- Opening Delimiter -

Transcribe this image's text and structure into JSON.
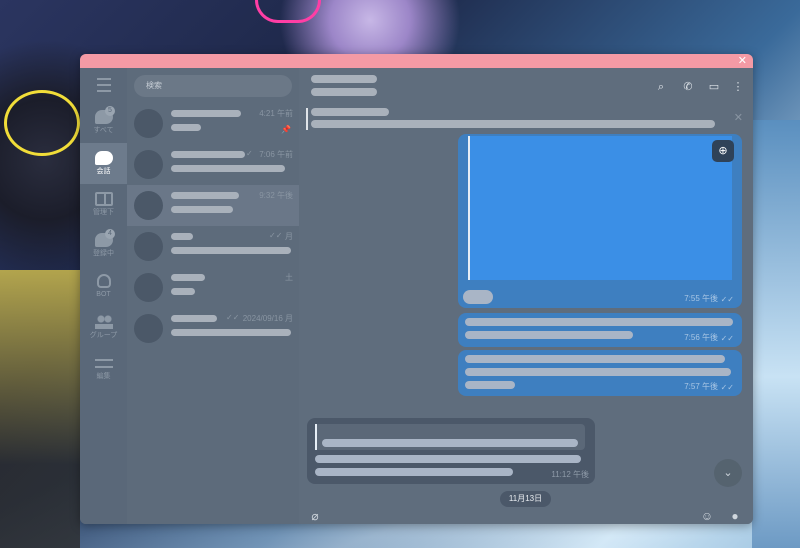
{
  "window": {
    "close_glyph": "✕"
  },
  "sidebar": {
    "menu_icon": "hamburger-menu-icon",
    "folders": [
      {
        "label": "すべて",
        "badge": "5",
        "icon": "chat-bubble-icon",
        "active": false
      },
      {
        "label": "会話",
        "badge": "",
        "icon": "chats-icon",
        "active": true
      },
      {
        "label": "管理下",
        "badge": "",
        "icon": "book-icon",
        "active": false
      },
      {
        "label": "登録中",
        "badge": "4",
        "icon": "channels-icon",
        "active": false
      },
      {
        "label": "BOT",
        "badge": "",
        "icon": "bot-icon",
        "active": false
      },
      {
        "label": "グループ",
        "badge": "",
        "icon": "group-icon",
        "active": false
      },
      {
        "label": "編集",
        "badge": "",
        "icon": "edit-folders-icon",
        "active": false
      }
    ]
  },
  "chat_list": {
    "search_placeholder": "検索",
    "items": [
      {
        "time": "4:21 午前",
        "pinned": true,
        "read": false
      },
      {
        "time": "7:06 午前",
        "pinned": false,
        "read": true
      },
      {
        "time": "9:32 午後",
        "pinned": false,
        "read": false
      },
      {
        "time": "月",
        "pinned": false,
        "read": true
      },
      {
        "time": "土",
        "pinned": false,
        "read": false
      },
      {
        "time": "2024/09/16 月",
        "pinned": false,
        "read": true
      }
    ]
  },
  "chat": {
    "header_icons": [
      "search-icon",
      "phone-icon",
      "sidebar-toggle-icon",
      "more-vertical-icon"
    ],
    "messages": [
      {
        "time": "7:55 午後",
        "read_glyph": "✓✓"
      },
      {
        "time": "7:56 午後",
        "read_glyph": "✓✓"
      },
      {
        "time": "7:57 午後",
        "read_glyph": "✓✓"
      },
      {
        "time": "11:12 午後"
      }
    ],
    "date_separator": "11月13日",
    "zoom_glyph": "⊕",
    "scroll_down_glyph": "⌄",
    "pinned_close_glyph": "✕"
  }
}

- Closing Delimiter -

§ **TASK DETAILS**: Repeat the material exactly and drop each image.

§ **REPLY**:
Transcribe this image's text and structure into JSON.
{
  "window": {
    "close_glyph": "✕"
  },
  "sidebar": {
    "menu_icon": "hamburger-menu-icon",
    "folders": [
      {
        "label": "すべて",
        "badge": "5",
        "icon": "chat-bubble-icon",
        "active": false
      },
      {
        "label": "会話",
        "badge": "",
        "icon": "chats-icon",
        "active": true
      },
      {
        "label": "管理下",
        "badge": "",
        "icon": "book-icon",
        "active": false
      },
      {
        "label": "登録中",
        "badge": "4",
        "icon": "channels-icon",
        "active": false
      },
      {
        "label": "BOT",
        "badge": "",
        "icon": "bot-icon",
        "active": false
      },
      {
        "label": "グループ",
        "badge": "",
        "icon": "group-icon",
        "active": false
      },
      {
        "label": "編集",
        "badge": "",
        "icon": "edit-folders-icon",
        "active": false
      }
    ]
  },
  "chat_list": {
    "search_placeholder": "検索",
    "items": [
      {
        "time": "4:21 午前",
        "pinned": true,
        "read": false
      },
      {
        "time": "7:06 午前",
        "pinned": false,
        "read": true
      },
      {
        "time": "9:32 午後",
        "pinned": false,
        "read": false
      },
      {
        "time": "月",
        "pinned": false,
        "read": true
      },
      {
        "time": "土",
        "pinned": false,
        "read": false
      },
      {
        "time": "2024/09/16 月",
        "pinned": false,
        "read": true
      }
    ]
  },
  "chat": {
    "header_icons": [
      "search-icon",
      "phone-icon",
      "sidebar-toggle-icon",
      "more-vertical-icon"
    ],
    "messages": [
      {
        "time": "7:55 午後",
        "read_glyph": "✓✓"
      },
      {
        "time": "7:56 午後",
        "read_glyph": "✓✓"
      },
      {
        "time": "7:57 午後",
        "read_glyph": "✓✓"
      },
      {
        "time": "11:12 午後"
      }
    ],
    "date_separator": "11月13日",
    "zoom_glyph": "⊕",
    "scroll_down_glyph": "⌄",
    "pinned_close_glyph": "✕"
  }
}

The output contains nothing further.